WHAT THIS TASK INVOLVES ->
Each entry needs to be given again, character for character.

——

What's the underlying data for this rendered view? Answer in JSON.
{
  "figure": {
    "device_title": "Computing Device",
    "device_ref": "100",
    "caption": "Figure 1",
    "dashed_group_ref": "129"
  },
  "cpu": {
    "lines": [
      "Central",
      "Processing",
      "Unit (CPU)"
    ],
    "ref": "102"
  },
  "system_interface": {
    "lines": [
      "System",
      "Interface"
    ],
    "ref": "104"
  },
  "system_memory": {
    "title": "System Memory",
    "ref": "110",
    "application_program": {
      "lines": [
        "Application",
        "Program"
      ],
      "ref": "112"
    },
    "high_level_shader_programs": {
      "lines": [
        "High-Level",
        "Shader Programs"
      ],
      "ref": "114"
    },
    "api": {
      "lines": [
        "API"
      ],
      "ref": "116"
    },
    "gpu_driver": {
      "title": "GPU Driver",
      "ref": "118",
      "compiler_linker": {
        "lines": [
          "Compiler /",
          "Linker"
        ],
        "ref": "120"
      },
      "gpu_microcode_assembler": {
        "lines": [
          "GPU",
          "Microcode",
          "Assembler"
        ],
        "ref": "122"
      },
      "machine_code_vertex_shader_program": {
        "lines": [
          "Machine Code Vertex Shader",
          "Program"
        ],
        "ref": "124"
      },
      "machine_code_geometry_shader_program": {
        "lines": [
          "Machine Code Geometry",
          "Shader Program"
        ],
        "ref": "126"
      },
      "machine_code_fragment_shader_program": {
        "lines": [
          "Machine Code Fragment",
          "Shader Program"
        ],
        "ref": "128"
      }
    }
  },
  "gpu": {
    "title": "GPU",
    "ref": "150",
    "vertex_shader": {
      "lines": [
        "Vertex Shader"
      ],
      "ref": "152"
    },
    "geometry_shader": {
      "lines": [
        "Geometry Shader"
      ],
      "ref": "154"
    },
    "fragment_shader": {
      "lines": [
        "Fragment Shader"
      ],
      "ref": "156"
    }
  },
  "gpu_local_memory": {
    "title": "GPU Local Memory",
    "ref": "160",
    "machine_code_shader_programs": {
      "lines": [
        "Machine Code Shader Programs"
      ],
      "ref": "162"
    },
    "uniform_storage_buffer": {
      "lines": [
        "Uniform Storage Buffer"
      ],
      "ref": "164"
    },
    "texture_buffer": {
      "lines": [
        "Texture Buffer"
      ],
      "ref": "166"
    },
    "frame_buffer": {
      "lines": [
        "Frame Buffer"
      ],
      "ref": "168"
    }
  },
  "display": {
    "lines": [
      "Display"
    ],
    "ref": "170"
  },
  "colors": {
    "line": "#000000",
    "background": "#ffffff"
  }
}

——

RESPONSE TO THIS TASK ->
What's the underlying data for this rendered view? Answer in JSON.
{
  "figure": {
    "device_title": "Computing Device",
    "device_ref": "100",
    "caption": "Figure 1",
    "dashed_group_ref": "129"
  },
  "cpu": {
    "lines": [
      "Central",
      "Processing",
      "Unit (CPU)"
    ],
    "ref": "102"
  },
  "system_interface": {
    "lines": [
      "System",
      "Interface"
    ],
    "ref": "104"
  },
  "system_memory": {
    "title": "System Memory",
    "ref": "110",
    "application_program": {
      "lines": [
        "Application",
        "Program"
      ],
      "ref": "112"
    },
    "high_level_shader_programs": {
      "lines": [
        "High-Level",
        "Shader Programs"
      ],
      "ref": "114"
    },
    "api": {
      "lines": [
        "API"
      ],
      "ref": "116"
    },
    "gpu_driver": {
      "title": "GPU Driver",
      "ref": "118",
      "compiler_linker": {
        "lines": [
          "Compiler /",
          "Linker"
        ],
        "ref": "120"
      },
      "gpu_microcode_assembler": {
        "lines": [
          "GPU",
          "Microcode",
          "Assembler"
        ],
        "ref": "122"
      },
      "machine_code_vertex_shader_program": {
        "lines": [
          "Machine Code Vertex Shader",
          "Program"
        ],
        "ref": "124"
      },
      "machine_code_geometry_shader_program": {
        "lines": [
          "Machine Code Geometry",
          "Shader Program"
        ],
        "ref": "126"
      },
      "machine_code_fragment_shader_program": {
        "lines": [
          "Machine Code Fragment",
          "Shader Program"
        ],
        "ref": "128"
      }
    }
  },
  "gpu": {
    "title": "GPU",
    "ref": "150",
    "vertex_shader": {
      "lines": [
        "Vertex Shader"
      ],
      "ref": "152"
    },
    "geometry_shader": {
      "lines": [
        "Geometry Shader"
      ],
      "ref": "154"
    },
    "fragment_shader": {
      "lines": [
        "Fragment Shader"
      ],
      "ref": "156"
    }
  },
  "gpu_local_memory": {
    "title": "GPU Local Memory",
    "ref": "160",
    "machine_code_shader_programs": {
      "lines": [
        "Machine Code Shader Programs"
      ],
      "ref": "162"
    },
    "uniform_storage_buffer": {
      "lines": [
        "Uniform Storage Buffer"
      ],
      "ref": "164"
    },
    "texture_buffer": {
      "lines": [
        "Texture Buffer"
      ],
      "ref": "166"
    },
    "frame_buffer": {
      "lines": [
        "Frame Buffer"
      ],
      "ref": "168"
    }
  },
  "display": {
    "lines": [
      "Display"
    ],
    "ref": "170"
  },
  "colors": {
    "line": "#000000",
    "background": "#ffffff"
  }
}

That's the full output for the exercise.